Frank Bowers/Chuck Hunti
Migratory Bird Coordinatoi
U.S. Fish and Wildlife Serv
1875 Century Blvd., Suite 4;
Atlanta, Georgia 30345
Phone: 404/679 7188
Fax: 404/679 7285
E-mail: frank bowers@fw.
E-mail: chuck hunter@fws
N i & Wildlife Service^^^^^^^^^^
Floid Mg g~ 'igraIItory B6 ir Conservat.1 'l-ion
States, Canada, Japan and Mexico.
There are migratory bird treaties
with these countries that require the
United States to determine when, to
what extent, and by what means it is
compatible with the terms of treaties/
conventions to allow use of these
birds and their habitats. The
Secretary of the Interior has been
charged with such determinations.
Are there permit requirements to
protect migratory birds, their nests
and eggs, or bodyparts?
Yes, each Service region has a
migratory bird permit branches)
that decides if permits are needed for
various actions involving migratory
birds. The types of permits that may
be issued or required are:
Eagle Indian Religious.
Special Purpose (Possession).
Salvage of Dead Birds.
Miscellaneous Special Purpose.
How are migratory bird hunting
The Service collects population,
habitat, hunter and harvest data on
an annual basis to gauge the status of
hunted species. This is a cooperative
effort with the states, Canada and
Mexico. Waterfowl hunting
regulations for migratory species use
flyways (broad geographical areas
traveled by groups of migrating
birds) to establish regulation
frameworks for hunting. The states
within a flyway work with Service
biologists to analyze data and propose
regulations to the Service's
Regulation Committee. This
committeejudges the proposals and
recommends a broad set of hunting
regulations that include season dates,
bag/species limits, etc. These
framework regulations are approved

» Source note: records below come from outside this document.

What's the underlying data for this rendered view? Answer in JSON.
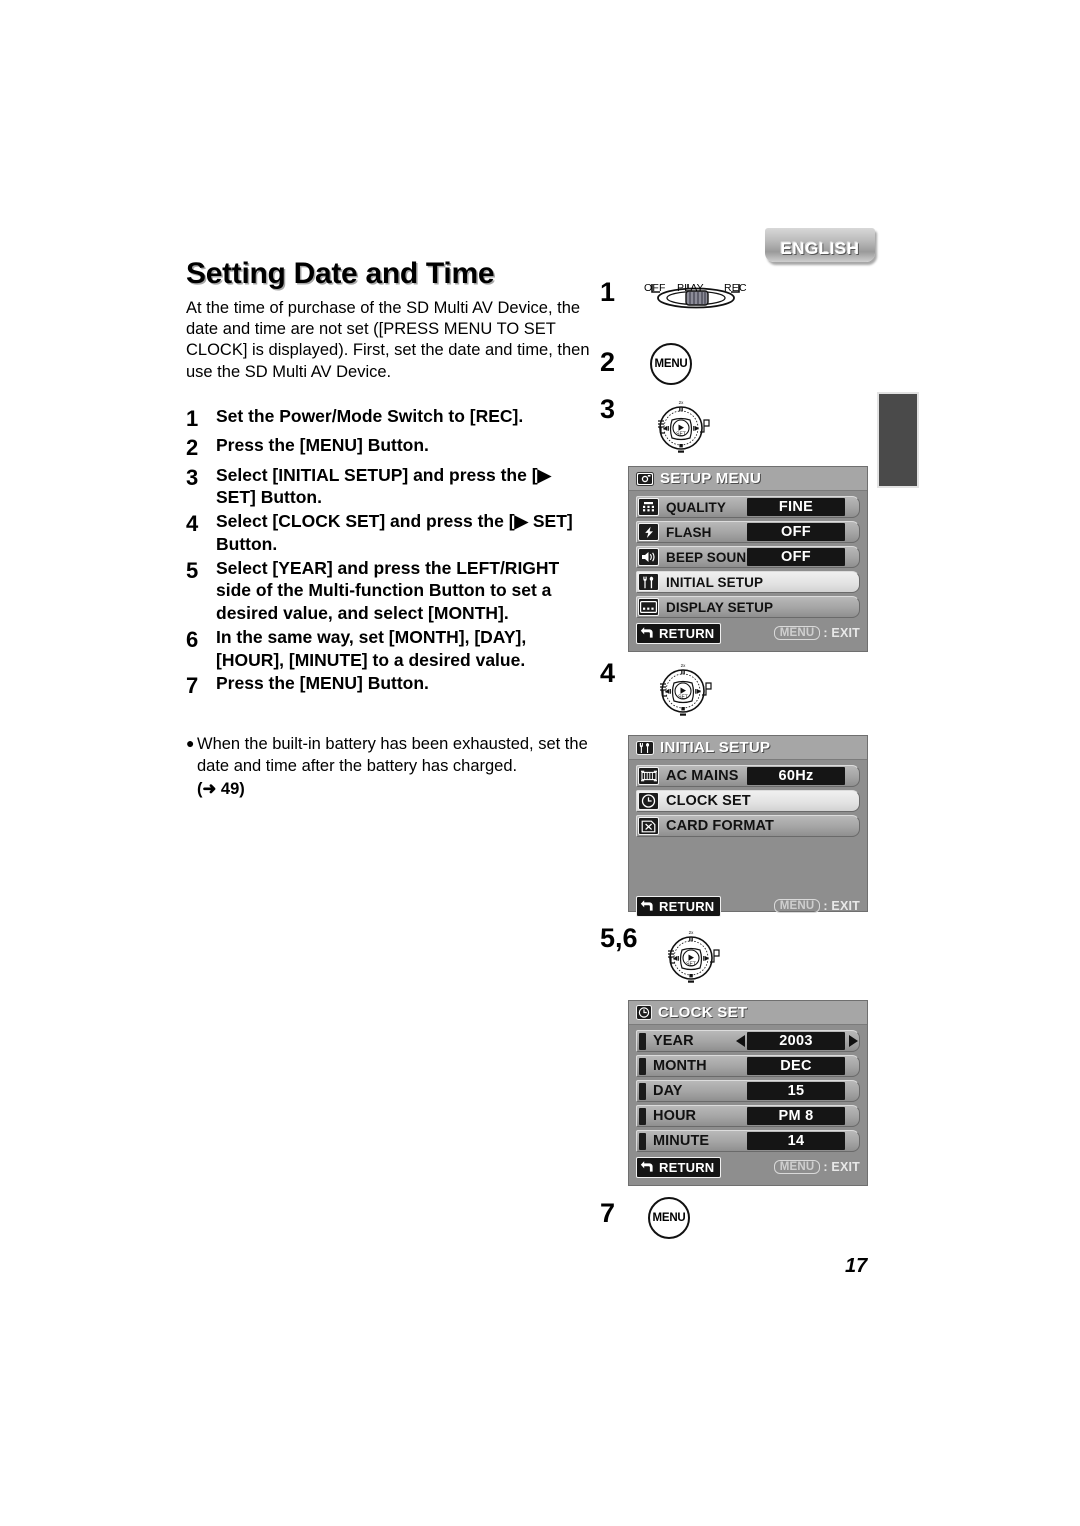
{
  "page": {
    "language_tab": "ENGLISH",
    "page_number": "17"
  },
  "article": {
    "title": "Setting Date and Time",
    "intro": "At the time of purchase of the SD Multi AV Device, the date and time are not set ([PRESS MENU TO SET CLOCK] is displayed). First, set the date and time, then use the SD Multi AV Device.",
    "steps": [
      {
        "num": "1",
        "text": "Set the Power/Mode Switch to [REC]."
      },
      {
        "num": "2",
        "text": "Press the [MENU] Button."
      },
      {
        "num": "3",
        "text": "Select [INITIAL SETUP] and press the [▶ SET] Button."
      },
      {
        "num": "4",
        "text": "Select [CLOCK SET] and press the [▶ SET] Button."
      },
      {
        "num": "5",
        "text": "Select [YEAR] and press the LEFT/RIGHT side of the Multi-function Button to set a desired value, and select [MONTH]."
      },
      {
        "num": "6",
        "text": "In the same way, set [MONTH], [DAY], [HOUR], [MINUTE] to a desired value."
      },
      {
        "num": "7",
        "text": "Press the [MENU] Button."
      }
    ],
    "note": {
      "bullet": "●",
      "text": "When the built-in battery has been exhausted, set the date and time after the battery has charged.",
      "reference": "(➜ 49)"
    }
  },
  "diagrams": {
    "step1": {
      "num": "1",
      "switch_labels": [
        "OFF",
        "PLAY",
        "REC"
      ]
    },
    "step2": {
      "num": "2",
      "button_label": "MENU"
    },
    "step3": {
      "num": "3",
      "dial_center": "SET",
      "dial_zoom": "2x"
    },
    "step4": {
      "num": "4",
      "dial_center": "SET",
      "dial_zoom": "2x"
    },
    "step56": {
      "num": "5,6",
      "dial_center": "SET",
      "dial_zoom": "2x"
    },
    "step7": {
      "num": "7",
      "button_label": "MENU"
    }
  },
  "osd_setup_menu": {
    "title": "SETUP MENU",
    "title_icon": "camera-icon",
    "rows": [
      {
        "icon": "quality-grid-icon",
        "label": "QUALITY",
        "value": "FINE",
        "highlighted": false
      },
      {
        "icon": "flash-bolt-icon",
        "label": "FLASH",
        "value": "OFF",
        "highlighted": false
      },
      {
        "icon": "beep-speaker-icon",
        "label": "BEEP SOUND",
        "value": "OFF",
        "highlighted": false
      },
      {
        "icon": "tools-icon",
        "label": "INITIAL SETUP",
        "value": "",
        "highlighted": true
      },
      {
        "icon": "display-icon",
        "label": "DISPLAY SETUP",
        "value": "",
        "highlighted": false
      }
    ],
    "return_label": "RETURN",
    "exit_key": "MENU",
    "exit_text": ": EXIT"
  },
  "osd_initial_setup": {
    "title": "INITIAL SETUP",
    "title_icon": "tools-icon",
    "rows": [
      {
        "icon": "ac-mains-icon",
        "label": "AC MAINS",
        "value": "60Hz",
        "highlighted": false
      },
      {
        "icon": "clock-icon",
        "label": "CLOCK SET",
        "value": "",
        "highlighted": true
      },
      {
        "icon": "card-format-icon",
        "label": "CARD FORMAT",
        "value": "",
        "highlighted": false
      }
    ],
    "return_label": "RETURN",
    "exit_key": "MENU",
    "exit_text": ": EXIT"
  },
  "osd_clock_set": {
    "title": "CLOCK SET",
    "title_icon": "clock-icon",
    "rows": [
      {
        "label": "YEAR",
        "value": "2003",
        "arrows": true
      },
      {
        "label": "MONTH",
        "value": "DEC",
        "arrows": false
      },
      {
        "label": "DAY",
        "value": "15",
        "arrows": false
      },
      {
        "label": "HOUR",
        "value": "PM 8",
        "arrows": false
      },
      {
        "label": "MINUTE",
        "value": "14",
        "arrows": false
      }
    ],
    "return_label": "RETURN",
    "exit_key": "MENU",
    "exit_text": ": EXIT"
  }
}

by the Service Director, and states
are then allowed the flexibility to
choose specific state regulations
within the flyway frameworks.